(Problem statement)
Scan the entries below and return each line that contains "protection".

(Provided material)
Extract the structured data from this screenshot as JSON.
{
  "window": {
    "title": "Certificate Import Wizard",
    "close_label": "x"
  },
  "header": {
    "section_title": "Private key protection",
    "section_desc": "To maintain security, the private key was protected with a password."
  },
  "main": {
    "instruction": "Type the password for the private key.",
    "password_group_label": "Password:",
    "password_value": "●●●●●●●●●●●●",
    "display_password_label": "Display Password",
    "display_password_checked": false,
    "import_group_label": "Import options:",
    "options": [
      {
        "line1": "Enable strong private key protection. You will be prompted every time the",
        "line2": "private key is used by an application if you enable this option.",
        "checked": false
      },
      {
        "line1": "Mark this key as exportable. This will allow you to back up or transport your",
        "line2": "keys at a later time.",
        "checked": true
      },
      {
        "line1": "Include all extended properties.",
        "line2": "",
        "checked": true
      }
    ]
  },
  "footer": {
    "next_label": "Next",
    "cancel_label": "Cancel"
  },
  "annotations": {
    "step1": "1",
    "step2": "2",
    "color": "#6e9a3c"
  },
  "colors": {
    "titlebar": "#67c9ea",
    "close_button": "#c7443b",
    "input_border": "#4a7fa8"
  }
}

(Exercise response)
    "section_title": "Private key protection",
        "line1": "Enable strong private key protection. You will be prompted every time the",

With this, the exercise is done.